*** Opening of Extracted data ***
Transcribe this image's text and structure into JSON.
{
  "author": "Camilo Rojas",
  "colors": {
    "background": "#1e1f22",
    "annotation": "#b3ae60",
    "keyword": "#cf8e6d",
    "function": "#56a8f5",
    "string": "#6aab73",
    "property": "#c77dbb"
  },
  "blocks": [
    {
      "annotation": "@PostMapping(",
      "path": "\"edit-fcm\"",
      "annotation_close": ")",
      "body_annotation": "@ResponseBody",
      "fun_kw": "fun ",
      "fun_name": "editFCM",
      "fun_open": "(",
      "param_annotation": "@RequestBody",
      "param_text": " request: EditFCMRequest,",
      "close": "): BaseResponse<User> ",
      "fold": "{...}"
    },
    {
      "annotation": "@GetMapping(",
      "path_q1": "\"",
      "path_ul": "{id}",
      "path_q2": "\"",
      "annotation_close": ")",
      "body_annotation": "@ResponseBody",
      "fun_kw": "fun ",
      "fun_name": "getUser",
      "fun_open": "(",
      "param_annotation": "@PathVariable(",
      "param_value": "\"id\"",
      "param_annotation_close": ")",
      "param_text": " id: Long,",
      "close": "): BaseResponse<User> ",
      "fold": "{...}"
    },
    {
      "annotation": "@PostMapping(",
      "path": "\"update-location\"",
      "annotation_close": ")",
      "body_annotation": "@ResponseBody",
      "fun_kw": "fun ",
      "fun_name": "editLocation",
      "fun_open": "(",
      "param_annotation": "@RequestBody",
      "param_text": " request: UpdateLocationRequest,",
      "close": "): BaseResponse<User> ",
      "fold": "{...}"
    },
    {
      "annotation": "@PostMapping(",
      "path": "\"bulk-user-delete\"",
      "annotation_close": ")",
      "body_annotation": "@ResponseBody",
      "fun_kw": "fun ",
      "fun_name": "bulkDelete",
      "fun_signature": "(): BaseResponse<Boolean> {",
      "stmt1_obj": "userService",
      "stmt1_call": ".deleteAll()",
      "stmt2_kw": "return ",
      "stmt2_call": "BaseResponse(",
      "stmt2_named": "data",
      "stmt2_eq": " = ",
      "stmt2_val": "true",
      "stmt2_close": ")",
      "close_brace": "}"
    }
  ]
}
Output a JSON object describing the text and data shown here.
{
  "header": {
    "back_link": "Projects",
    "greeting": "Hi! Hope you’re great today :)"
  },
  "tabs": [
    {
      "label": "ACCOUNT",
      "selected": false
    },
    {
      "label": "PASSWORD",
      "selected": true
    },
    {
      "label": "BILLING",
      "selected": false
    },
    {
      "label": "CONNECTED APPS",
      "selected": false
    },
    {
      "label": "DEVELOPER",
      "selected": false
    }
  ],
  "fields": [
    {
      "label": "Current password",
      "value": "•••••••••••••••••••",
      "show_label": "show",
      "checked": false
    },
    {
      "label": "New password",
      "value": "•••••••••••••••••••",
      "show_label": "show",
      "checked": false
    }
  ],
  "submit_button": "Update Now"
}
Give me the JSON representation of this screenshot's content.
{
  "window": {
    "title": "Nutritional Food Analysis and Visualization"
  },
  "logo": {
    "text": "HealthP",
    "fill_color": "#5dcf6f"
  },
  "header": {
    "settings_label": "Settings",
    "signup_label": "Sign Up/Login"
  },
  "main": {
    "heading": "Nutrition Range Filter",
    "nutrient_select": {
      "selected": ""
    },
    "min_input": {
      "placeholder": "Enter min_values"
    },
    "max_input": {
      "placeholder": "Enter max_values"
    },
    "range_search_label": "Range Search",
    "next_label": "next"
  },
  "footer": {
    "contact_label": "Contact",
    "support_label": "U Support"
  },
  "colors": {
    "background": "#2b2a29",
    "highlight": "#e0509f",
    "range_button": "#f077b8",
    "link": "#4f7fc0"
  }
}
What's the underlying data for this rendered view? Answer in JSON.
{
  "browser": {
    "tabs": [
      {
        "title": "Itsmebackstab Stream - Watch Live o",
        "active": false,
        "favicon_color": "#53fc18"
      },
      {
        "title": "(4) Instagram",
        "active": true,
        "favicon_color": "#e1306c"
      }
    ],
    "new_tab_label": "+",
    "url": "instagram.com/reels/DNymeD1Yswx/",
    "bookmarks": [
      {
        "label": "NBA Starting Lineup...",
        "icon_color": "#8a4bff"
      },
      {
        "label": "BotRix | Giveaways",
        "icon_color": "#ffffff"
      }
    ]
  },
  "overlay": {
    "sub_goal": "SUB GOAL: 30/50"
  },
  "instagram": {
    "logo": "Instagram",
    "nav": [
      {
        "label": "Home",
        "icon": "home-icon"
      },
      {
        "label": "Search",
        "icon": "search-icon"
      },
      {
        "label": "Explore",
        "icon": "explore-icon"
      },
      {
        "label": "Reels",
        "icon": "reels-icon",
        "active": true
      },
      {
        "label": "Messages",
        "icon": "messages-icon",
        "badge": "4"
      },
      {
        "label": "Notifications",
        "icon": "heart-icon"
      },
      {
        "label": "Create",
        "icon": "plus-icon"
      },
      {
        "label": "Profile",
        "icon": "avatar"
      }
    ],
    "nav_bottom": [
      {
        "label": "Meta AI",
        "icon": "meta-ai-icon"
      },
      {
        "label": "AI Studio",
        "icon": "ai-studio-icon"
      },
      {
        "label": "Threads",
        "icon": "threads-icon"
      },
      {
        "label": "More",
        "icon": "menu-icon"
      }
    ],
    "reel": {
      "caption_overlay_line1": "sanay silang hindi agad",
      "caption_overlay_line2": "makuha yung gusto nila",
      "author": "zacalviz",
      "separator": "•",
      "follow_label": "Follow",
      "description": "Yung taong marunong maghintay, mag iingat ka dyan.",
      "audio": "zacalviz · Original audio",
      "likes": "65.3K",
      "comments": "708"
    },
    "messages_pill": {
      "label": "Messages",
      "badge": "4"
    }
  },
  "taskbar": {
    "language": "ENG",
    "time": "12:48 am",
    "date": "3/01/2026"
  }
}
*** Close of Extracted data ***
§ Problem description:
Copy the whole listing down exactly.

§ Completed task:
Transcribe this image's text and structure into JSON.
{
  "author": "Camilo Rojas",
  "colors": {
    "background": "#1e1f22",
    "annotation": "#b3ae60",
    "keyword": "#cf8e6d",
    "function": "#56a8f5",
    "string": "#6aab73",
    "property": "#c77dbb"
  },
  "blocks": [
    {
      "annotation": "@PostMapping(",
      "path": "\"edit-fcm\"",
      "annotation_close": ")",
      "body_annotation": "@ResponseBody",
      "fun_kw": "fun ",
      "fun_name": "editFCM",
      "fun_open": "(",
      "param_annotation": "@RequestBody",
      "param_text": " request: EditFCMRequest,",
      "close": "): BaseResponse<User> ",
      "fold": "{...}"
    },
    {
      "annotation": "@GetMapping(",
      "path_q1": "\"",
      "path_ul": "{id}",
      "path_q2": "\"",
      "annotation_close": ")",
      "body_annotation": "@ResponseBody",
      "fun_kw": "fun ",
      "fun_name": "getUser",
      "fun_open": "(",
      "param_annotation": "@PathVariable(",
      "param_value": "\"id\"",
      "param_annotation_close": ")",
      "param_text": " id: Long,",
      "close": "): BaseResponse<User> ",
      "fold": "{...}"
    },
    {
      "annotation": "@PostMapping(",
      "path": "\"update-location\"",
      "annotation_close": ")",
      "body_annotation": "@ResponseBody",
      "fun_kw": "fun ",
      "fun_name": "editLocation",
      "fun_open": "(",
      "param_annotation": "@RequestBody",
      "param_text": " request: UpdateLocationRequest,",
      "close": "): BaseResponse<User> ",
      "fold": "{...}"
    },
    {
      "annotation": "@PostMapping(",
      "path": "\"bulk-user-delete\"",
      "annotation_close": ")",
      "body_annotation": "@ResponseBody",
      "fun_kw": "fun ",
      "fun_name": "bulkDelete",
      "fun_signature": "(): BaseResponse<Boolean> {",
      "stmt1_obj": "userService",
      "stmt1_call": ".deleteAll()",
      "stmt2_kw": "return ",
      "stmt2_call": "BaseResponse(",
      "stmt2_named": "data",
      "stmt2_eq": " = ",
      "stmt2_val": "true",
      "stmt2_close": ")",
      "close_brace": "}"
    }
  ]
}
Output a JSON object describing the text and data shown here.
{
  "header": {
    "back_link": "Projects",
    "greeting": "Hi! Hope you’re great today :)"
  },
  "tabs": [
    {
      "label": "ACCOUNT",
      "selected": false
    },
    {
      "label": "PASSWORD",
      "selected": true
    },
    {
      "label": "BILLING",
      "selected": false
    },
    {
      "label": "CONNECTED APPS",
      "selected": false
    },
    {
      "label": "DEVELOPER",
      "selected": false
    }
  ],
  "fields": [
    {
      "label": "Current password",
      "value": "•••••••••••••••••••",
      "show_label": "show",
      "checked": false
    },
    {
      "label": "New password",
      "value": "•••••••••••••••••••",
      "show_label": "show",
      "checked": false
    }
  ],
  "submit_button": "Update Now"
}
Give me the JSON representation of this screenshot's content.
{
  "window": {
    "title": "Nutritional Food Analysis and Visualization"
  },
  "logo": {
    "text": "HealthP",
    "fill_color": "#5dcf6f"
  },
  "header": {
    "settings_label": "Settings",
    "signup_label": "Sign Up/Login"
  },
  "main": {
    "heading": "Nutrition Range Filter",
    "nutrient_select": {
      "selected": ""
    },
    "min_input": {
      "placeholder": "Enter min_values"
    },
    "max_input": {
      "placeholder": "Enter max_values"
    },
    "range_search_label": "Range Search",
    "next_label": "next"
  },
  "footer": {
    "contact_label": "Contact",
    "support_label": "U Support"
  },
  "colors": {
    "background": "#2b2a29",
    "highlight": "#e0509f",
    "range_button": "#f077b8",
    "link": "#4f7fc0"
  }
}
What's the underlying data for this rendered view? Answer in JSON.
{
  "browser": {
    "tabs": [
      {
        "title": "Itsmebackstab Stream - Watch Live o",
        "active": false,
        "favicon_color": "#53fc18"
      },
      {
        "title": "(4) Instagram",
        "active": true,
        "favicon_color": "#e1306c"
      }
    ],
    "new_tab_label": "+",
    "url": "instagram.com/reels/DNymeD1Yswx/",
    "bookmarks": [
      {
        "label": "NBA Starting Lineup...",
        "icon_color": "#8a4bff"
      },
      {
        "label": "BotRix | Giveaways",
        "icon_color": "#ffffff"
      }
    ]
  },
  "overlay": {
    "sub_goal": "SUB GOAL: 30/50"
  },
  "instagram": {
    "logo": "Instagram",
    "nav": [
      {
        "label": "Home",
        "icon": "home-icon"
      },
      {
        "label": "Search",
        "icon": "search-icon"
      },
      {
        "label": "Explore",
        "icon": "explore-icon"
      },
      {
        "label": "Reels",
        "icon": "reels-icon",
        "active": true
      },
      {
        "label": "Messages",
        "icon": "messages-icon",
        "badge": "4"
      },
      {
        "label": "Notifications",
        "icon": "heart-icon"
      },
      {
        "label": "Create",
        "icon": "plus-icon"
      },
      {
        "label": "Profile",
        "icon": "avatar"
      }
    ],
    "nav_bottom": [
      {
        "label": "Meta AI",
        "icon": "meta-ai-icon"
      },
      {
        "label": "AI Studio",
        "icon": "ai-studio-icon"
      },
      {
        "label": "Threads",
        "icon": "threads-icon"
      },
      {
        "label": "More",
        "icon": "menu-icon"
      }
    ],
    "reel": {
      "caption_overlay_line1": "sanay silang hindi agad",
      "caption_overlay_line2": "makuha yung gusto nila",
      "author": "zacalviz",
      "separator": "•",
      "follow_label": "Follow",
      "description": "Yung taong marunong maghintay, mag iingat ka dyan.",
      "audio": "zacalviz · Original audio",
      "likes": "65.3K",
      "comments": "708"
    },
    "messages_pill": {
      "label": "Messages",
      "badge": "4"
    }
  },
  "taskbar": {
    "language": "ENG",
    "time": "12:48 am",
    "date": "3/01/2026"
  }
}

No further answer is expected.